Sunday, February 22, 2004

More about the Frisco Examiner sale

Look, I'm confused as everybody else about why a conservative Christian has bought a struggling newspaper in San Francisco, a city that Christians might consider a modern day sodom and gomorrah. Tim Porter, a respected journalist in Northern California, has this view:
    Anschutz is politically and religiously conservative, and has financially supported measures and organizations that are anti-gay and crusade against "overly sexualized" magazines, the Chronicle reported. Could it be that Anschultz wants to establish a conservative media voice in San Francisco to cater to that part of the city who is not thrilled, for example, to see gay couples lining up by the thousands to married in City Hall?

    Bob Starzel, a longtime executive for Anschutz and now chairman of the Examiner, hints at this when says, as the Chronicle put it, that the paper "will concentrate on local news, business and sports coverage, with an emphasis on neighborhoods."

      "People in San Francisco live in separate neighborhoods, but to a degree they do not know each other that well," said Starzel, who lives in the outer Richmond district.

    "Neighborood coverage" is a code phrase used by San Francisco's conservatives -- and, yes, there are some, enough, in fact, to rise up occasionally and elect one of their own mayor -- when they decry front-page stories about gay rights or the homeless. Conservatives, of the moderate variety, are generally thought to represent about a third of the San Francisco electorate and most live on the west side of the city, Starzell's neighborhood.

    Perhaps Anschutz intends to take one of journalism's core tenets and give voice to those San Francisco conservatives, who regularly complain they are voiceless in the Chronicle.

    Anschutz was waged a proxy campaign for decades against gays. What better place is there to make that battle more personal through the pages of a newspaper than in San Francisco?
So let's say, for the sake of argument, that Frisco is two-thirds liberal and one-third conservative. The Chronicle would get the two-thirds of the liberal readership and the Examiner would get the rest. Each might be able to survive. Who knows?
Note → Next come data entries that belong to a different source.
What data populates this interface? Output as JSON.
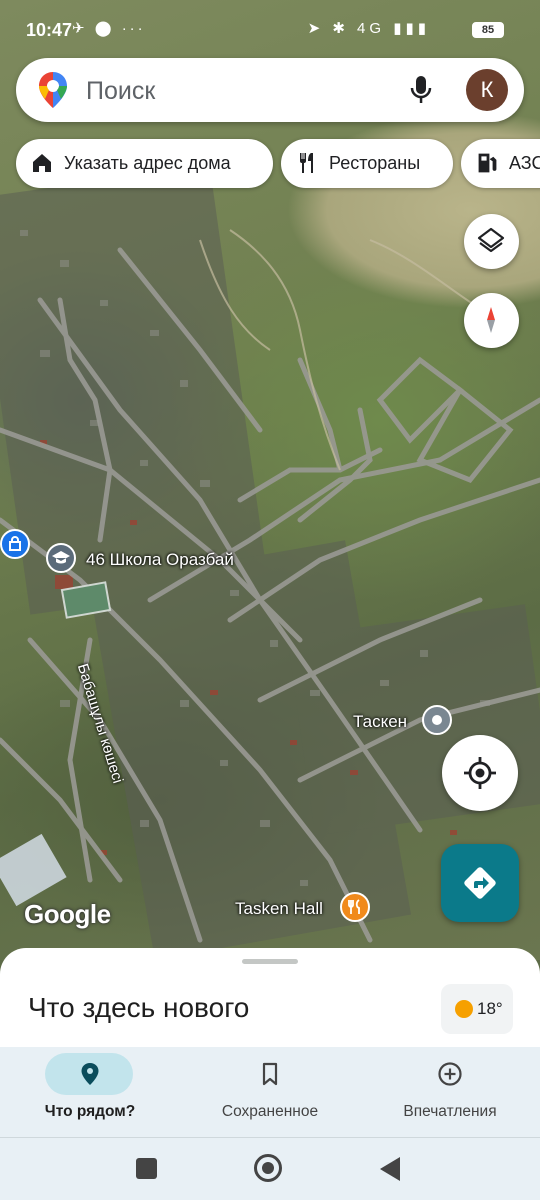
{
  "status_bar": {
    "time": "10:47",
    "left_icons": "✈ ⬤ ···",
    "right_icons": "➤ ✱ 4G ▮▮▮",
    "battery": "85"
  },
  "search": {
    "placeholder": "Поиск",
    "avatar_letter": "К"
  },
  "chips": [
    {
      "label": "Указать адрес дома",
      "icon": "home-icon"
    },
    {
      "label": "Рестораны",
      "icon": "restaurant-icon"
    },
    {
      "label": "АЗС",
      "icon": "gas-station-icon"
    }
  ],
  "map": {
    "labels": {
      "school": "46 Школа Оразбай",
      "street": "Бабашұлы көшесі",
      "place": "Таскен",
      "venue": "Tasken Hall"
    },
    "logo": "Google",
    "colors": {
      "school_poi": "#5b6b7a",
      "shop_poi": "#1a73e8",
      "place_poi": "#7a8791",
      "food_poi": "#f08a1c",
      "directions": "#0b7a8a"
    }
  },
  "sheet": {
    "title": "Что здесь нового",
    "weather_temp": "18°"
  },
  "bottom_nav": [
    {
      "label": "Что рядом?",
      "icon": "place-pin-icon",
      "active": true
    },
    {
      "label": "Сохраненное",
      "icon": "bookmark-icon",
      "active": false
    },
    {
      "label": "Впечатления",
      "icon": "add-circle-icon",
      "active": false
    }
  ]
}
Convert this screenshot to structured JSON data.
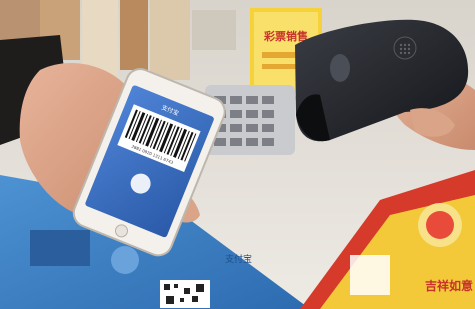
{
  "scene": {
    "description_free": true
  },
  "phone_screen": {
    "app_label": "支付宝",
    "barcode_digits": "2881 0920 1311 6743"
  },
  "poster": {
    "top_text": "彩票销售"
  },
  "ticket": {
    "chars": "吉祥如意"
  },
  "counter": {
    "brand_text": "支付宝"
  },
  "colors": {
    "phone_screen_blue": "#3a6fc0",
    "scanner_black": "#1d1f24",
    "counter_blue": "#3e86c8",
    "ticket_red": "#d63a2a",
    "ticket_yellow": "#f3c93a"
  }
}
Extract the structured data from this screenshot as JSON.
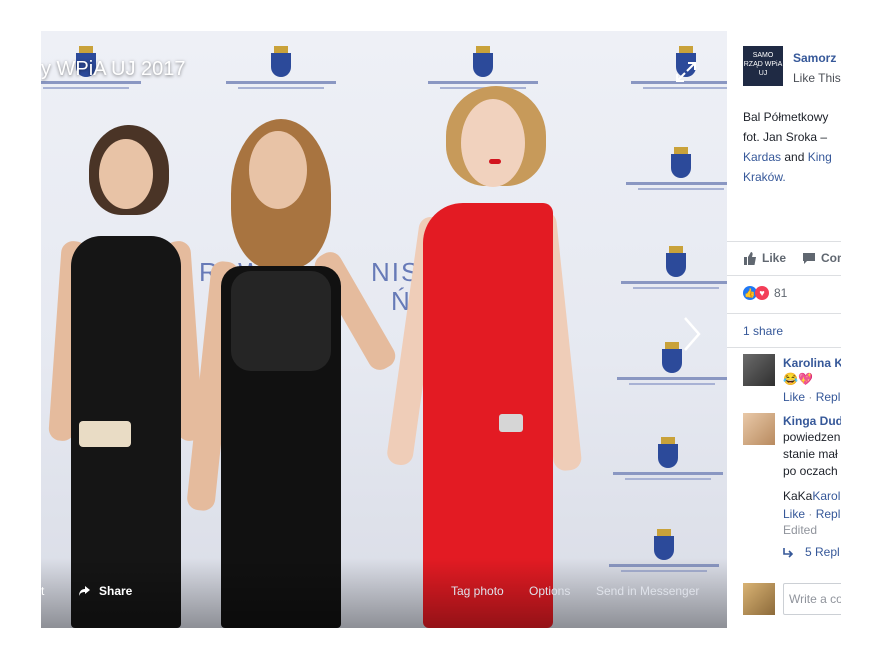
{
  "photo": {
    "album_title": "y WPiA UJ 2017",
    "backdrop_text_1": "RAW",
    "backdrop_text_2": "NIST",
    "backdrop_text_3": "ŃSK",
    "actions": {
      "left_fragment": "t",
      "share": "Share",
      "tag_photo": "Tag photo",
      "options": "Options",
      "send_in_messenger": "Send in Messenger"
    }
  },
  "sidebar": {
    "page_name": "Samorz",
    "page_logo_text": "SAMO RZĄD WPiA UJ",
    "like_this": "Like This",
    "caption": {
      "line1": "Bal Półmetkowy",
      "line2": "fot. Jan Sroka –",
      "line3_link1": "Kardas",
      "line3_and": " and ",
      "line3_link2": "King",
      "line4": "Kraków."
    },
    "like_label": "Like",
    "comment_label": "Com",
    "reaction_count": "81",
    "shares": "1 share",
    "comments": [
      {
        "name": "Karolina K",
        "text": "😂💖",
        "meta_like": "Like",
        "meta_reply": "Repl"
      },
      {
        "name": "Kinga Duda",
        "text_lines": [
          "powiedzen",
          "stanie mał",
          "po oczach"
        ]
      },
      {
        "text_prefix": "KaKa",
        "text_link": "Karol",
        "meta_like": "Like",
        "meta_reply": "Repl",
        "edited": "Edited"
      }
    ],
    "replies": "5 Repl",
    "write_placeholder": "Write a co"
  },
  "colors": {
    "link": "#365899",
    "like_blue": "#2078f4",
    "love_red": "#f33e58",
    "dress_red": "#e31b23"
  }
}
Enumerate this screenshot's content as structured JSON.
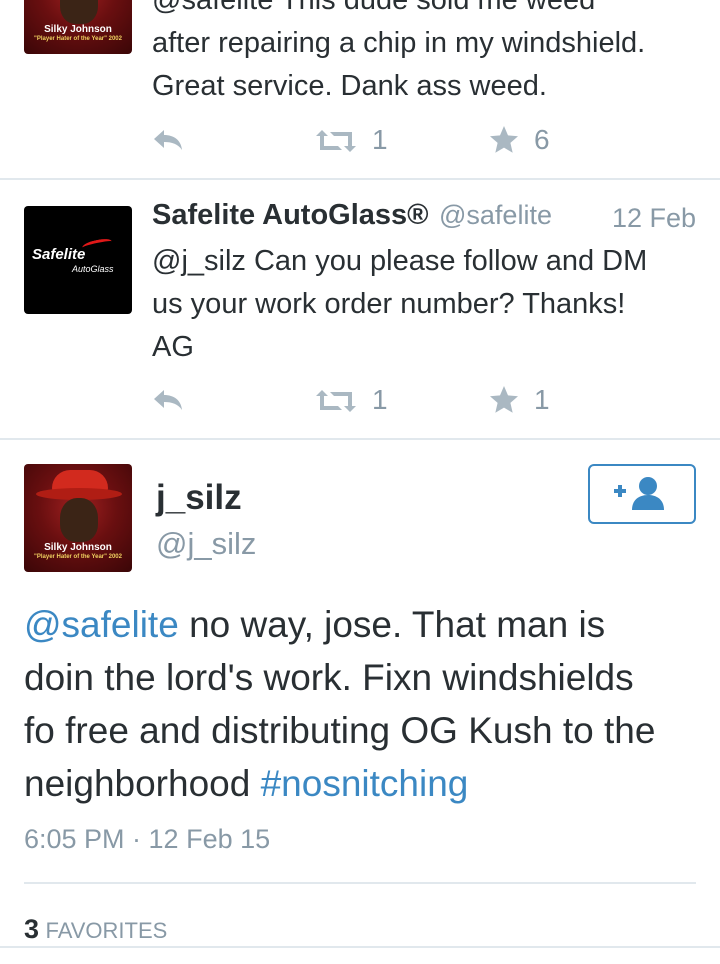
{
  "tweets": [
    {
      "avatar_caption": "Silky Johnson",
      "avatar_subcaption": "\"Player Hater of the Year\" 2002",
      "text_line1": "@safelite This dude sold me weed",
      "text_line2": "after repairing a chip in my windshield.",
      "text_line3": "Great service.  Dank ass weed.",
      "retweets": "1",
      "favorites": "6"
    },
    {
      "name": "Safelite AutoGlass®",
      "handle": "@safelite",
      "date": "12 Feb",
      "avatar_logo_top": "Safelite",
      "avatar_logo_bottom": "AutoGlass",
      "text_line1": "@j_silz Can you please follow and DM",
      "text_line2": "us your work order number? Thanks!",
      "text_line3": "AG",
      "retweets": "1",
      "favorites": "1"
    }
  ],
  "focused": {
    "name": "j_silz",
    "handle": "@j_silz",
    "avatar_caption": "Silky Johnson",
    "avatar_subcaption": "\"Player Hater of the Year\" 2002",
    "mention": "@safelite",
    "line1_rest": " no way, jose. That man is",
    "line2": "doin the lord's work. Fixn windshields",
    "line3": "fo free and distributing OG Kush to the",
    "line4": "neighborhood ",
    "hashtag": "#nosnitching",
    "timestamp": "6:05 PM · 12 Feb 15",
    "favorites_count": "3",
    "favorites_label": "FAVORITES"
  },
  "colors": {
    "link": "#3b88c3",
    "muted": "#8899a6",
    "icon": "#aab8c2",
    "divider": "#e1e8ed"
  }
}
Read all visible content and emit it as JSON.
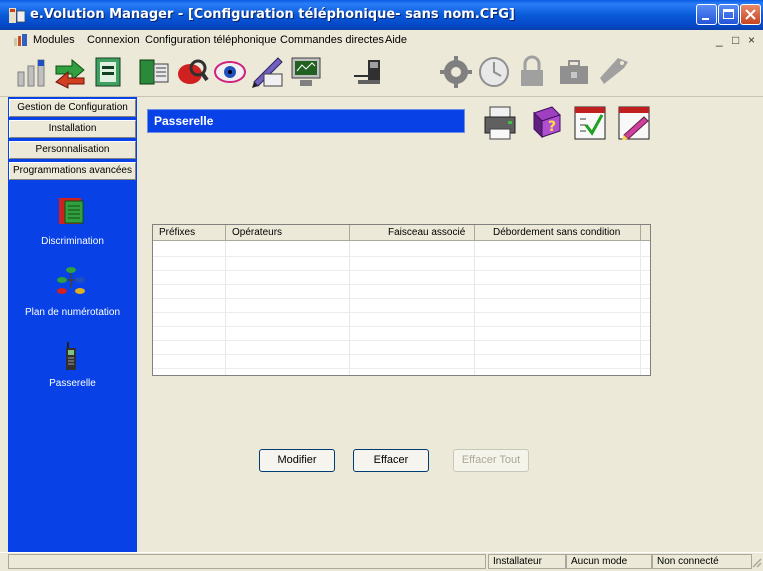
{
  "window": {
    "title": "e.Volution Manager - [Configuration téléphonique- sans nom.CFG]"
  },
  "menu": {
    "items": [
      "Modules",
      "Connexion",
      "Configuration téléphonique",
      "Commandes directes",
      "Aide"
    ],
    "mdi_controls": [
      "_",
      "□",
      "×"
    ]
  },
  "toolbar": {
    "icons": [
      "network-icon",
      "transfer-icon",
      "phone-book-icon",
      "configure-icon",
      "search-icon",
      "view-icon",
      "edit-icon",
      "monitor-icon",
      "connect-icon",
      "gear-icon",
      "clock-icon",
      "lock-icon",
      "toolbox-icon",
      "tag-icon"
    ]
  },
  "nav": {
    "tabs": [
      "Gestion de Configuration",
      "Installation",
      "Personnalisation",
      "Programmations avancées"
    ],
    "items": [
      {
        "label": "Discrimination",
        "icon": "book-icon"
      },
      {
        "label": "Plan de numérotation",
        "icon": "phone-tree-icon"
      },
      {
        "label": "Passerelle",
        "icon": "gateway-phone-icon"
      }
    ]
  },
  "main": {
    "title": "Passerelle",
    "header_icons": [
      "printer-icon",
      "help-icon",
      "validate-icon",
      "edit-note-icon"
    ],
    "table": {
      "columns": [
        "Préfixes",
        "Opérateurs",
        "Faisceau associé",
        "Débordement sans condition"
      ],
      "rows": []
    },
    "buttons": {
      "modify": "Modifier",
      "delete": "Effacer",
      "delete_all": "Effacer Tout"
    }
  },
  "status": {
    "user": "Installateur",
    "mode": "Aucun mode",
    "connection": "Non connecté"
  },
  "colors": {
    "title_bar": "#0a5ae4",
    "panel_blue": "#0842e6",
    "window_bg": "#ece9d8"
  }
}
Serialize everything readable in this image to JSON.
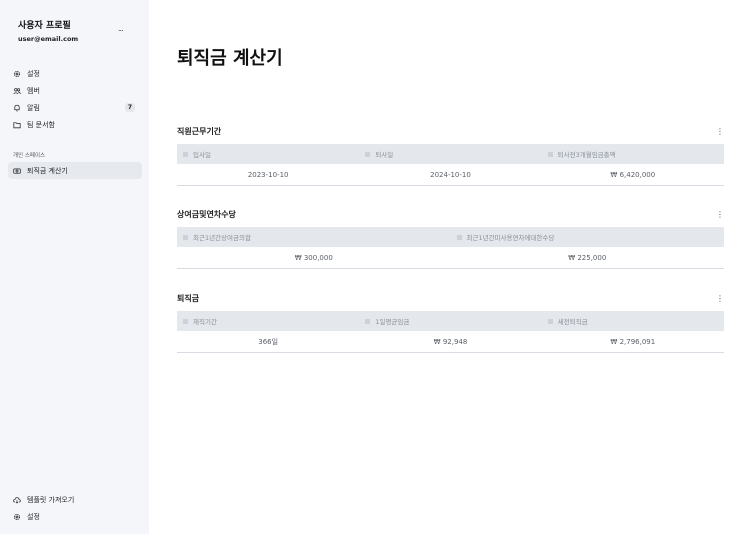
{
  "sidebar": {
    "profile_name": "사용자 프로필",
    "profile_email": "user@email.com",
    "more_label": "...",
    "nav": [
      {
        "label": "설정",
        "icon": "gear-icon"
      },
      {
        "label": "멤버",
        "icon": "users-icon"
      },
      {
        "label": "알림",
        "icon": "bell-icon",
        "badge": "7"
      },
      {
        "label": "팀 문서함",
        "icon": "folder-icon"
      }
    ],
    "section_label": "개인 스페이스",
    "space_items": [
      {
        "label": "퇴직금 계산기",
        "icon": "calculator-icon",
        "active": true
      }
    ],
    "bottom": [
      {
        "label": "템플릿 가져오기",
        "icon": "cloud-download-icon"
      },
      {
        "label": "설정",
        "icon": "gear-icon"
      }
    ]
  },
  "main": {
    "title": "퇴직금 계산기",
    "blocks": [
      {
        "title": "직원근무기간",
        "columns": [
          "입사일",
          "퇴사일",
          "퇴사전3개월임금총액"
        ],
        "values": [
          "2023-10-10",
          "2024-10-10",
          "₩ 6,420,000"
        ]
      },
      {
        "title": "상여금및연차수당",
        "columns": [
          "최근1년간상여금의합",
          "최근1년간미사용연차에대한수당"
        ],
        "values": [
          "₩ 300,000",
          "₩ 225,000"
        ]
      },
      {
        "title": "퇴직금",
        "columns": [
          "재직기간",
          "1일평균임금",
          "세전퇴직금"
        ],
        "values": [
          "366일",
          "₩ 92,948",
          "₩ 2,796,091"
        ]
      }
    ]
  }
}
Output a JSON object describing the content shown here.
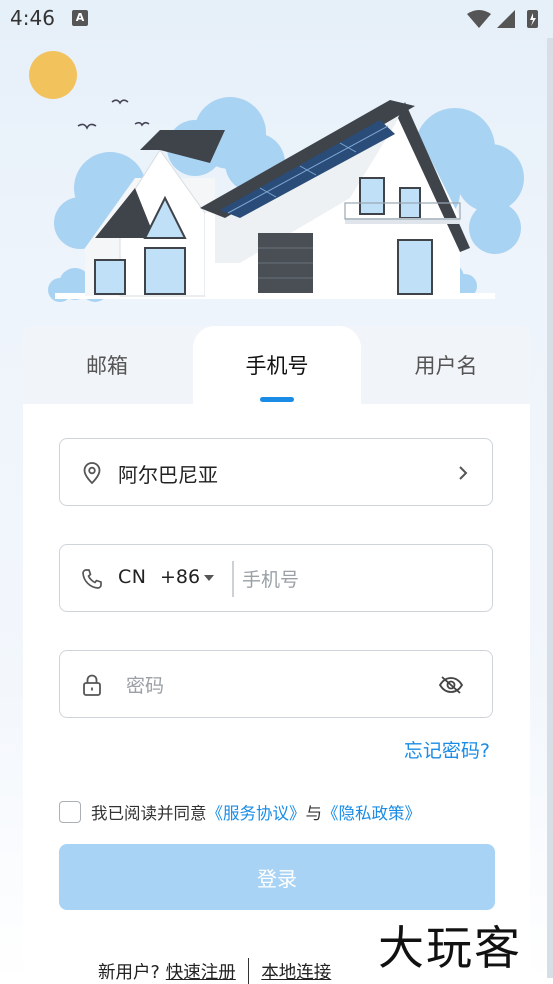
{
  "status_bar": {
    "time": "4:46",
    "notif_glyph": "A"
  },
  "tabs": [
    {
      "label": "邮箱",
      "active": false
    },
    {
      "label": "手机号",
      "active": true
    },
    {
      "label": "用户名",
      "active": false
    }
  ],
  "form": {
    "region": {
      "value": "阿尔巴尼亚",
      "icon": "location-pin-icon"
    },
    "phone": {
      "country_code": "CN",
      "dial_code": "+86",
      "placeholder": "手机号",
      "icon": "phone-icon"
    },
    "password": {
      "placeholder": "密码",
      "icon": "lock-icon",
      "toggle_icon": "eye-hidden-icon"
    },
    "forgot_password": "忘记密码?",
    "agreement": {
      "prefix": "我已阅读并同意",
      "terms": "《服务协议》",
      "conjunction": "与",
      "privacy": "《隐私政策》",
      "checked": false
    },
    "login_label": "登录"
  },
  "footer": {
    "new_user": "新用户?",
    "register": "快速注册",
    "local_connect": "本地连接"
  },
  "watermark": "大玩客",
  "colors": {
    "accent": "#1a8ce6",
    "button_disabled": "#a9d3f5",
    "tab_bg": "#f1f4f8"
  }
}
It all depends on how a newspaper is edited -- if a liberal paper is interesting, everybody will read it. If a conservative paper is interesting, everybody will read that too, though the liberals will deny reading it.